“The rules aren’t that complicated. No chemicals…at all…on land or beast, while providing the best husbandry and stewardship for your land and animals as you can. That about sums it up.”
Organic is the only test for clean and pure out there. It’s not perfect, but it’s pretty good. Everything else is smoke and mirrors. Caryl and I browse many websites in our biz and often find that tricky wordsmithing and what they do not say is meant to manipulate customers into believing they are “better” than organic. It’s lying by omission, taking advantage of a customer’s ignorance.
For example, they’ll say they “never feed hormones” but neglect to explain that hormones aren’t just fed, they are more typically administered through an injected slow release pellet placed in the ear, which they implanted in every one of their beeves just last week. But technically, they never fed hormones.
These are hard to resist: a $1 pellet typically results in $7 extra weight, a substantial return in razor thin commodity beef production. But with some careful wordsmithing, the consumer still thinks they are getting beef free of added hormones. I don’t decry or demonize the production protocol (although I don’t like it); what makes me mad is the deception.
More and more I’ve seen abuse of the term “grass fed;” a completely unregulated but trendy and financially-rewarding adjective to add to your beef. The beef could be eating grain in a feedlot, and the consumer may never know, all the while thinking they are feeding their family wholesomely raised grass fed beef from our dear Farmer Brown down the road, and paying substantially more for it.
I have a friend in the grass fed industry who sent away a “grass fed” burger sample to be lab tested for its Omega 6 to Omega 3 ratio. Most feedlots who feed grain test between 15:1 to around 18:1. Most grass fed beef is in the single digits: 5:1 or so. Some grass fed producers even come in at 1:1. In general, the lower the Omega-6 component, the more it is indicative of natural green pasture origins and the accompanying wellness increase from consuming it (it’s why salmon is so good for you- it has more Omega 3s).

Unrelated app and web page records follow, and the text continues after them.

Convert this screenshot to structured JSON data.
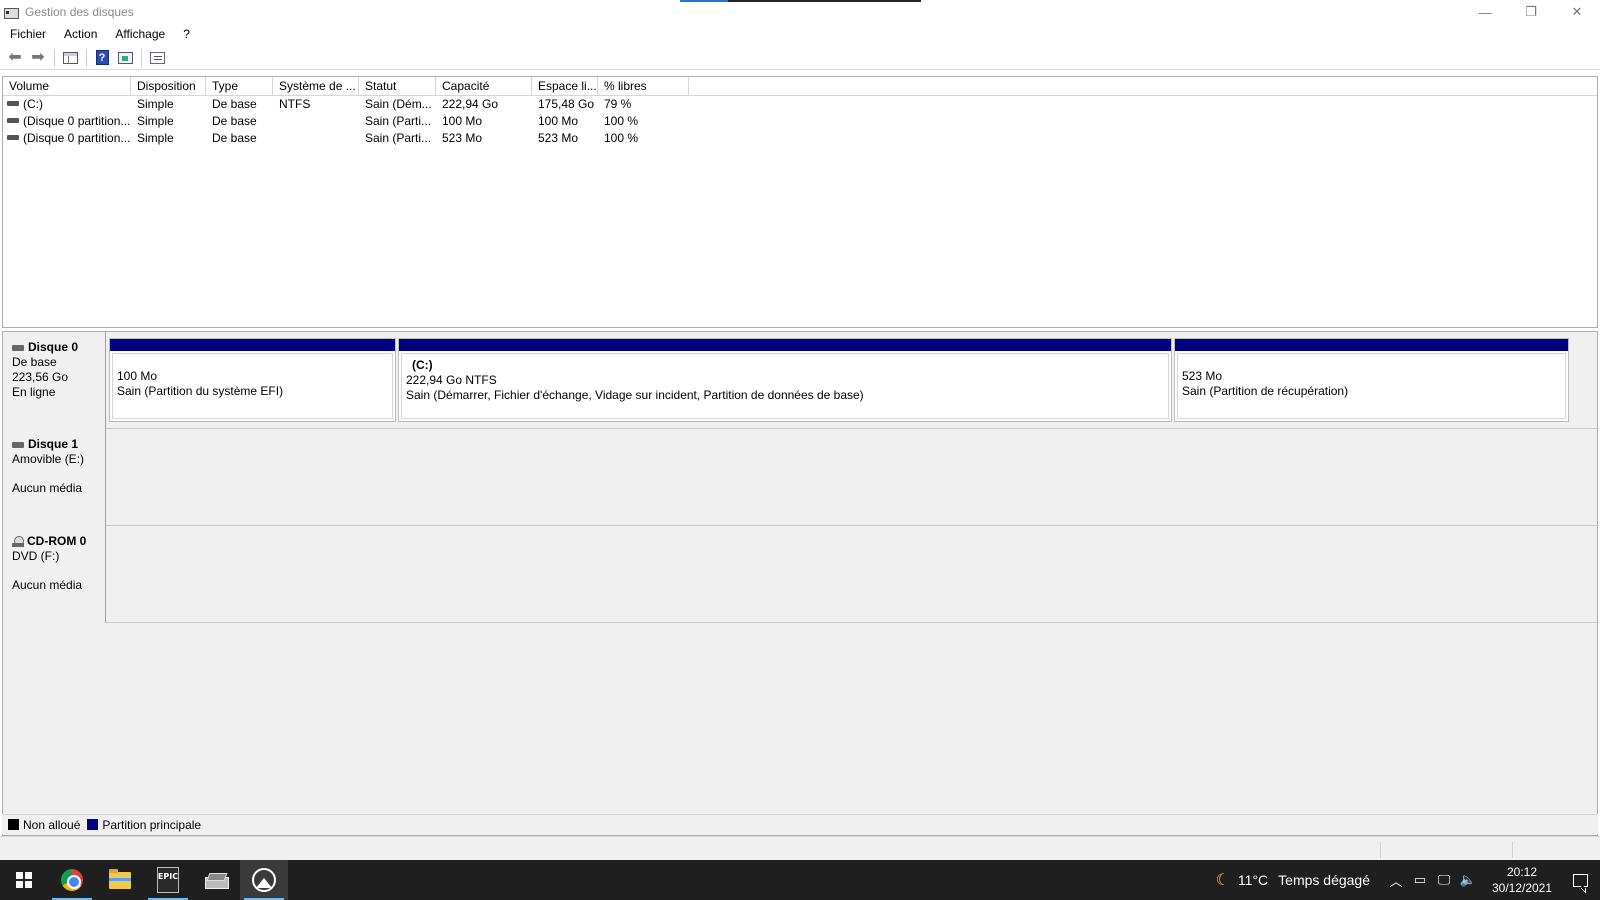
{
  "window": {
    "title": "Gestion des disques",
    "controls": {
      "minimize": "—",
      "restore": "❐",
      "close": "✕"
    }
  },
  "menu": [
    "Fichier",
    "Action",
    "Affichage",
    "?"
  ],
  "toolbar": {
    "icons": [
      "back-arrow-icon",
      "forward-arrow-icon",
      "console-tree-icon",
      "help-icon",
      "show-pane-icon",
      "properties-list-icon"
    ]
  },
  "volumes": {
    "headers": [
      "Volume",
      "Disposition",
      "Type",
      "Système de ...",
      "Statut",
      "Capacité",
      "Espace li...",
      "% libres"
    ],
    "rows": [
      [
        "(C:)",
        "Simple",
        "De base",
        "NTFS",
        "Sain (Dém...",
        "222,94 Go",
        "175,48 Go",
        "79 %"
      ],
      [
        "(Disque 0 partition...",
        "Simple",
        "De base",
        "",
        "Sain (Parti...",
        "100 Mo",
        "100 Mo",
        "100 %"
      ],
      [
        "(Disque 0 partition...",
        "Simple",
        "De base",
        "",
        "Sain (Parti...",
        "523 Mo",
        "523 Mo",
        "100 %"
      ]
    ]
  },
  "disks": [
    {
      "name": "Disque 0",
      "kind": "De base",
      "size": "223,56 Go",
      "state": "En ligne",
      "partitions": [
        {
          "name": "",
          "size": "100 Mo",
          "status": "Sain (Partition du système EFI)"
        },
        {
          "name": "(C:)",
          "size": "222,94 Go NTFS",
          "status": "Sain (Démarrer, Fichier d'échange, Vidage sur incident, Partition de données de base)"
        },
        {
          "name": "",
          "size": "523 Mo",
          "status": "Sain (Partition de récupération)"
        }
      ]
    },
    {
      "name": "Disque 1",
      "kind": "Amovible (E:)",
      "state": "Aucun média"
    },
    {
      "name": "CD-ROM 0",
      "kind": "DVD (F:)",
      "state": "Aucun média"
    }
  ],
  "legend": [
    {
      "label": "Non alloué",
      "color": "#000000"
    },
    {
      "label": "Partition principale",
      "color": "#000080"
    }
  ],
  "taskbar": {
    "apps": [
      "windows-start-icon",
      "chrome-icon",
      "file-explorer-icon",
      "epic-games-icon",
      "disk-management-icon",
      "mountain-app-icon"
    ],
    "epic_label": "EPIC",
    "weather": {
      "temp": "11°C",
      "text": "Temps dégagé"
    },
    "clock": {
      "time": "20:12",
      "date": "30/12/2021"
    }
  }
}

This producer is one of the largest grass fed purveyors in the western US. The Omega-6 to Omega-3 ratio came in at nearly 150% higher than the corn fed. Yep, the “grass fed” beef had a fatty acid profile that blew feedlot beef out of the water…and not in a good way. When I asked about the crazy high O-6 dominated ratio, my friend simply said “They’re liars, Glenn.”
They were cheating, creep feeding some grain feedstuffs on the sly. Who’s going to know? But a lot of people are paying more money for beef that doesn’t give them the health benefits they are looking for in grass fed and organic.
So we believe we owe passing the test of certification to you, our partners. I think it’s too much to ask you for a blind trust, at least initially when you first become our partner. Third party verification of our practices makes us both rest easy that the food we offer you and your family is clean and chemical free, humanely raised, and also cares for the wild plants and animals we share our ecosystem with (those are all covered in the exhaustive certification of organic).
I think on Alderspring we truly are “beyond organic.” I don’t know of any other grass fed organic producer that has been doing this for over 20 years as we have. The passion we feel at our core about the rightness of this, both for our land and for the health of the people we serve, carries us through disappointments and hard times. As we learn more, we get even better at caring for this piece of earth and the animals that grow here, becoming more and more in sync with natural systems and seasons. And, I hope, we are getting better at serving you.
Thanks for being part of this “above the bar” organic operation. Happy trails!
Glenn, Caryl and girls.